### TASK BRIEF
Whatever appears in the records apart from pictures must be reproduced exactly.

++++ THE INPUT

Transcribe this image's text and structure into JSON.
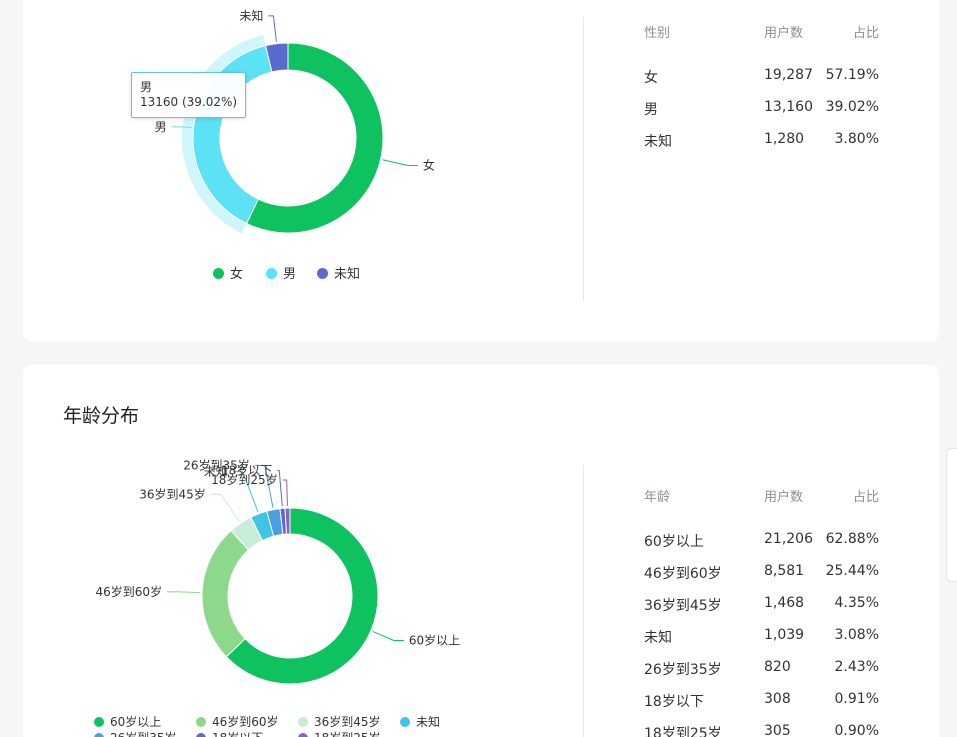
{
  "gender": {
    "table": {
      "headers": [
        "性别",
        "用户数",
        "占比"
      ],
      "rows": [
        [
          "女",
          "19,287",
          "57.19%"
        ],
        [
          "男",
          "13,160",
          "39.02%"
        ],
        [
          "未知",
          "1,280",
          "3.80%"
        ]
      ]
    },
    "tooltip": {
      "name": "男",
      "value": "13160 (39.02%)"
    }
  },
  "age": {
    "title": "年龄分布",
    "table": {
      "headers": [
        "年龄",
        "用户数",
        "占比"
      ],
      "rows": [
        [
          "60岁以上",
          "21,206",
          "62.88%"
        ],
        [
          "46岁到60岁",
          "8,581",
          "25.44%"
        ],
        [
          "36岁到45岁",
          "1,468",
          "4.35%"
        ],
        [
          "未知",
          "1,039",
          "3.08%"
        ],
        [
          "26岁到35岁",
          "820",
          "2.43%"
        ],
        [
          "18岁以下",
          "308",
          "0.91%"
        ],
        [
          "18岁到25岁",
          "305",
          "0.90%"
        ]
      ]
    }
  },
  "chart_data": [
    {
      "type": "pie",
      "variant": "donut",
      "categories": [
        "女",
        "男",
        "未知"
      ],
      "values": [
        19287,
        13160,
        1280
      ],
      "colors": [
        "#0dc25f",
        "#5ce1f5",
        "#5b6bcd"
      ],
      "highlighted": "男",
      "legend": "bottom"
    },
    {
      "type": "pie",
      "variant": "donut",
      "categories": [
        "60岁以上",
        "46岁到60岁",
        "36岁到45岁",
        "未知",
        "26岁到35岁",
        "18岁以下",
        "18岁到25岁"
      ],
      "values": [
        21206,
        8581,
        1468,
        1039,
        820,
        308,
        305
      ],
      "colors": [
        "#0dc25f",
        "#8ed88c",
        "#c9ecd6",
        "#3fc4e4",
        "#4a9fe0",
        "#5b6bcd",
        "#8e5fc9"
      ],
      "legend": "bottom"
    }
  ]
}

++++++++

### EXERCISE RESULT
Transcribe this image's text and structure into JSON.
{
  "gender": {
    "table": {
      "headers": [
        "性别",
        "用户数",
        "占比"
      ],
      "rows": [
        [
          "女",
          "19,287",
          "57.19%"
        ],
        [
          "男",
          "13,160",
          "39.02%"
        ],
        [
          "未知",
          "1,280",
          "3.80%"
        ]
      ]
    },
    "tooltip": {
      "name": "男",
      "value": "13160 (39.02%)"
    }
  },
  "age": {
    "title": "年龄分布",
    "table": {
      "headers": [
        "年龄",
        "用户数",
        "占比"
      ],
      "rows": [
        [
          "60岁以上",
          "21,206",
          "62.88%"
        ],
        [
          "46岁到60岁",
          "8,581",
          "25.44%"
        ],
        [
          "36岁到45岁",
          "1,468",
          "4.35%"
        ],
        [
          "未知",
          "1,039",
          "3.08%"
        ],
        [
          "26岁到35岁",
          "820",
          "2.43%"
        ],
        [
          "18岁以下",
          "308",
          "0.91%"
        ],
        [
          "18岁到25岁",
          "305",
          "0.90%"
        ]
      ]
    }
  },
  "chart_data": [
    {
      "type": "pie",
      "variant": "donut",
      "categories": [
        "女",
        "男",
        "未知"
      ],
      "values": [
        19287,
        13160,
        1280
      ],
      "colors": [
        "#0dc25f",
        "#5ce1f5",
        "#5b6bcd"
      ],
      "highlighted": "男",
      "legend": "bottom"
    },
    {
      "type": "pie",
      "variant": "donut",
      "categories": [
        "60岁以上",
        "46岁到60岁",
        "36岁到45岁",
        "未知",
        "26岁到35岁",
        "18岁以下",
        "18岁到25岁"
      ],
      "values": [
        21206,
        8581,
        1468,
        1039,
        820,
        308,
        305
      ],
      "colors": [
        "#0dc25f",
        "#8ed88c",
        "#c9ecd6",
        "#3fc4e4",
        "#4a9fe0",
        "#5b6bcd",
        "#8e5fc9"
      ],
      "legend": "bottom"
    }
  ]
}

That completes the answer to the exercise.